0:24:22-0:37:07: Before we turn to Wagner’s contributions, let’s check in with Gordon Rennie, the only other non-Wagner writer to show up in this volume. In the past, we’ve both complained about his writing and raved about it, likening him to John Wagner on an off-day. For the most part, we’re on the latter train of thought this time around, enjoying two of his three stories in this collection. (The less said about the third, the more-than-a-little-racist “Hong Tong,” the better; it’s an unfortunate return to the Asian Stereotypes Are Just Fine, Right? school of 2000 AD writing, which is something I think all of us had hoped had been left in the past.) He’s the John Wagner version of Garth Ennis when it comes to Dredd, we suggest, but it makes more sense when you listen, I promise.
0:37:08-1:00:23: How do we feel about John Wagner’s work in this volume? The phase “Wagner is so fucking good in this book” might have been used, and we discuss just why that’s true by going through the so-called lesser stories he offers here, all of which demonstrate his continued skill in going just that little bit further than you expect in almost every single case — all while making what he does look effortless and enjoyable.
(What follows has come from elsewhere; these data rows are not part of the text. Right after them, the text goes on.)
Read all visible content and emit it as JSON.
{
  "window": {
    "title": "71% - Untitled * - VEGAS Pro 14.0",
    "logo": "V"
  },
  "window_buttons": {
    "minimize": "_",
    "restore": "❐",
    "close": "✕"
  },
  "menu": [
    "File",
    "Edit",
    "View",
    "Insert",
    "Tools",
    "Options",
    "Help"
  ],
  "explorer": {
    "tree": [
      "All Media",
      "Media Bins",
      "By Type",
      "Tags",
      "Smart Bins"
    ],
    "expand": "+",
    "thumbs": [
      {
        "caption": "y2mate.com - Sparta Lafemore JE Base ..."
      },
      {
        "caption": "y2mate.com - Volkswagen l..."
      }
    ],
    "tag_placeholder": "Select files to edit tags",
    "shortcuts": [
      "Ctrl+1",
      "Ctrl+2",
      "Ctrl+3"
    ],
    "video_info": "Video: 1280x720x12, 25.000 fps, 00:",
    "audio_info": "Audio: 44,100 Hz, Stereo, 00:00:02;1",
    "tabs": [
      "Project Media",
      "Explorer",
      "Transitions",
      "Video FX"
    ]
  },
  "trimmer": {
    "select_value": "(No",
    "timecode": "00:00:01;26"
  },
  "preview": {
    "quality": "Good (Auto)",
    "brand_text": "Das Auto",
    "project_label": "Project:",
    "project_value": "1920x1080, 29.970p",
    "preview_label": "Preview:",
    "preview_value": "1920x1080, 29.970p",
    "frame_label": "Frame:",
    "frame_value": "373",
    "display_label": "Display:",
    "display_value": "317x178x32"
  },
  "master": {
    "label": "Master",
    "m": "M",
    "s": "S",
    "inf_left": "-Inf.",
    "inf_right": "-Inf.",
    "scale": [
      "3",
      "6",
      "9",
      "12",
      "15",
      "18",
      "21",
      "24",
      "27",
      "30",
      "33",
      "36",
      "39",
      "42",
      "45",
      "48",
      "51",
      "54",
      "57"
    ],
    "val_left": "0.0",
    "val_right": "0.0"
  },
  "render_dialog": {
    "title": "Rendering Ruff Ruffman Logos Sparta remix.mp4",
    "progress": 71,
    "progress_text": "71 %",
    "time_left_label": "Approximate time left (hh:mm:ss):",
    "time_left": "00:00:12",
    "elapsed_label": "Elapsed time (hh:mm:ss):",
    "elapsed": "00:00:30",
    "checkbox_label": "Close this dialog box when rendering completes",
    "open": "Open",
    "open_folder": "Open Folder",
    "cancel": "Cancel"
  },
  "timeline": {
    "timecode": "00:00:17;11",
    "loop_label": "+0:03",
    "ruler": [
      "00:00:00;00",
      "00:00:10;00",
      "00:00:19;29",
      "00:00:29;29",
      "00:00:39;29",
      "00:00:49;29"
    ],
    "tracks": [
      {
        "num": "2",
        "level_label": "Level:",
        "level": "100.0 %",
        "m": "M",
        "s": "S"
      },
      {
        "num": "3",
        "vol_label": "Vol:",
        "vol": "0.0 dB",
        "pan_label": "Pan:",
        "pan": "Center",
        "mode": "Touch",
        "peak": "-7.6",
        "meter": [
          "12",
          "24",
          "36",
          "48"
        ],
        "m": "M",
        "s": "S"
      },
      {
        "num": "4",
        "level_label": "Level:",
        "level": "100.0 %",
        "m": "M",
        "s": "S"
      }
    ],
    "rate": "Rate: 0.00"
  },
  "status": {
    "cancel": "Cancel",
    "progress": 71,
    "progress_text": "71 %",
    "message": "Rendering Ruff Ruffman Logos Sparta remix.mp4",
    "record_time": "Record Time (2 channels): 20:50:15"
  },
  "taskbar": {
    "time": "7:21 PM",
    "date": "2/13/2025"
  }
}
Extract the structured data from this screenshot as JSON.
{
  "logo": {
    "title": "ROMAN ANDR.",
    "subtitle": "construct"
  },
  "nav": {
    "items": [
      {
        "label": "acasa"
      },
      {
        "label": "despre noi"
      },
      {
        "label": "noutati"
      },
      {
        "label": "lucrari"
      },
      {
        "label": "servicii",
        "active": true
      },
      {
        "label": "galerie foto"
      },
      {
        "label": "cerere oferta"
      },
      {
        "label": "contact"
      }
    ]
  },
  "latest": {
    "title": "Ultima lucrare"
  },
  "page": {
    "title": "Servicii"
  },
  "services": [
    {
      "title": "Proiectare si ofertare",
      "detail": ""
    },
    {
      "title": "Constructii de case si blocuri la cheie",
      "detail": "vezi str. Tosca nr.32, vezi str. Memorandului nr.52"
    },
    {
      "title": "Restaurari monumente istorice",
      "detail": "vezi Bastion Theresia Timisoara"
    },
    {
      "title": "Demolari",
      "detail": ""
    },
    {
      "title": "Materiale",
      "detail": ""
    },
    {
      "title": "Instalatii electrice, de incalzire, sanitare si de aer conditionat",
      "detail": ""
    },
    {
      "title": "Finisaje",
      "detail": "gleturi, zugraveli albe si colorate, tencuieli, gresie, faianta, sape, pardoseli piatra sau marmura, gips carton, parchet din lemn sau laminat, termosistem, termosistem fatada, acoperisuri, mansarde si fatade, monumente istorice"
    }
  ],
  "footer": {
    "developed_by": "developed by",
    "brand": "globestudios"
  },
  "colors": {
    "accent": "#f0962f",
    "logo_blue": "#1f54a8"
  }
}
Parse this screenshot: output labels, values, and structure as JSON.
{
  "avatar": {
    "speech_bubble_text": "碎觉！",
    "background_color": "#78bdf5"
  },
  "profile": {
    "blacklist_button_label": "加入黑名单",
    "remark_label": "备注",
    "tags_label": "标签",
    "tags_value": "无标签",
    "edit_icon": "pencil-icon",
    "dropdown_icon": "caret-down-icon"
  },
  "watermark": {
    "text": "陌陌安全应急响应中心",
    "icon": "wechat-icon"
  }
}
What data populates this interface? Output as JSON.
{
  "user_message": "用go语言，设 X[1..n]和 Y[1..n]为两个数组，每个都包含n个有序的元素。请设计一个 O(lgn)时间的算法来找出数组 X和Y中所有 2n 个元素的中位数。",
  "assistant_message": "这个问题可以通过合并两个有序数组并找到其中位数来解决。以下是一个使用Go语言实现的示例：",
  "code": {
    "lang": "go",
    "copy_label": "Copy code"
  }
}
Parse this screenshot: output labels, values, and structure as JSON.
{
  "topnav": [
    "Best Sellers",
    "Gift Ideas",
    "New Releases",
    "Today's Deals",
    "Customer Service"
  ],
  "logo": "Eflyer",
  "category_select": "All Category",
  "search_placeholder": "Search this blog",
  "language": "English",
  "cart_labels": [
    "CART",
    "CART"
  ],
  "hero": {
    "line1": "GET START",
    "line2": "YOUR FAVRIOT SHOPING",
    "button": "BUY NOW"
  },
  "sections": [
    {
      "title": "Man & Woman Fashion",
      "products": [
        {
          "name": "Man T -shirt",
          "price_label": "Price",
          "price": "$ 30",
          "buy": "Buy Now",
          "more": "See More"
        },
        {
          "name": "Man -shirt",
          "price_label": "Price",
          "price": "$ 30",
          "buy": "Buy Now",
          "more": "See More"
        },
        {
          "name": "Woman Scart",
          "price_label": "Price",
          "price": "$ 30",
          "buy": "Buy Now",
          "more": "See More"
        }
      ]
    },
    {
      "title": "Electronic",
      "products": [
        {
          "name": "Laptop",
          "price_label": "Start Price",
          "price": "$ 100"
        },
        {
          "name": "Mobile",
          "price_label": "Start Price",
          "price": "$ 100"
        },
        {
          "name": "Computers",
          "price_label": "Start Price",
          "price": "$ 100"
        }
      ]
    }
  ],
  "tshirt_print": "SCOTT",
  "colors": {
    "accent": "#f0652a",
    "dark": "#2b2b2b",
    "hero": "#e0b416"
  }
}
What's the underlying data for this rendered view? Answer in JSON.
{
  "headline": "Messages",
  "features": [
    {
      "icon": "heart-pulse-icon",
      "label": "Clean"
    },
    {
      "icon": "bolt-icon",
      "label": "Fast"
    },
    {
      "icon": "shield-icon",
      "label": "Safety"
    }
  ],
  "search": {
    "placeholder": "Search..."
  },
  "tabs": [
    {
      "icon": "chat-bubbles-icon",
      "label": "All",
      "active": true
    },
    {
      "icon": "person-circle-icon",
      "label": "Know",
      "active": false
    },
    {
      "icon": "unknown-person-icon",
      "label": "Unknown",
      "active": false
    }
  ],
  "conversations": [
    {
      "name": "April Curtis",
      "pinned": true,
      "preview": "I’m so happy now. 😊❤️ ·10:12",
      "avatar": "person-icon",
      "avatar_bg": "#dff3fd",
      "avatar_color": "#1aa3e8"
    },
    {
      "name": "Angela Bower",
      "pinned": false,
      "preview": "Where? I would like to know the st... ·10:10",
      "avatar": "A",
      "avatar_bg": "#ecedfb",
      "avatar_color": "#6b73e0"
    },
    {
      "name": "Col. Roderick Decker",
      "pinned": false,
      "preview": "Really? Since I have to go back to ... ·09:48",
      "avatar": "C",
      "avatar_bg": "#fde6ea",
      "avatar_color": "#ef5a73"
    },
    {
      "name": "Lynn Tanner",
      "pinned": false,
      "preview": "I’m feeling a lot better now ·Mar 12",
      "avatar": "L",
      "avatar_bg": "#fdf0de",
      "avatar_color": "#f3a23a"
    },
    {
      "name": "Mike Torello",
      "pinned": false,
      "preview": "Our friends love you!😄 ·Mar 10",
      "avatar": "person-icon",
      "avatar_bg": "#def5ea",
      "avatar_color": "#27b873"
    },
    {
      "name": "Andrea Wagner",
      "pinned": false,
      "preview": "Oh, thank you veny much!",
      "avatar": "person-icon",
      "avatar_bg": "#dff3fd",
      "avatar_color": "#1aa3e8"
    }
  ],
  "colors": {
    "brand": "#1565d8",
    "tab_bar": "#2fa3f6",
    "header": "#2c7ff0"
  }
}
Of particular mention are his skill with silly comedy one-offs, and the way in which he makes the three-part “Cincinnati” a masterclass in building tension and diverting the reader’s attention. I think that Wagner is easily one of the greatest comic writers working today, but Jeff goes one further: he thinks that Wagner is definitely the best comic book writer when it comes to parodying sportscasters. (He’s not wrong, either.)
1:00:24-1:31:55: Unsurprisingly, we spend the most time this episode on the best story in the book, “Brothers of the Blood” — a family drama by Wagner and the great Carlos Ezquerra, both of whom are demonstrating just how good they are at what they do by doing something just slightly different: this is a more subtle, more character-driven story than we’re used to in Dredd as a whole, and especially from these two creators. It’s also a kinder story, as we both note, that really digs into the smaller ways in which Dredd has changed since his first stories, and also the ways that the clone brothers than Dredd has are both like him and unlike him. It’s also something that, of all things, raises the possibility that the loss of his original clone sibling Rico might have traumatized Dredd and stunted his emotional growth — a fate that the second Rico, new clone Doleman, and Dredd’s niece Vienna have all managed to avoid in their own ways. It’s Wagner and Ezquerra taking a victory lap while moving the emotional weight of the Dredd story forward in a small, but very important, way, and it’s just exquisite.
1:31:56-1:37:11: Of course, “Brothers of the Blood” is both of our picks for our favorite story in the book, with Jeff choosing “The Good Man” as his second favorite, while I go for “Finger of Suspicion,” both of which are examples of the silly but enjoyable one-off comedy strips he writes. When it comes to favorite non-Wagner strips, we both plump for the same Gordon Rennie/Ezquerra collaboration, “Sturm und Dang.” To the surprise of no-one, this volume is a very definite Drokk, not a Dross.
1:37:12-end: We wrap things up, as is our want, and I tease the next episode, which features the return of none other than Pat Mills to the collected editions. Is Jeff ready? Are any of us?!? As always, thank you for listening and for reading along. It’s very, very much appreciated.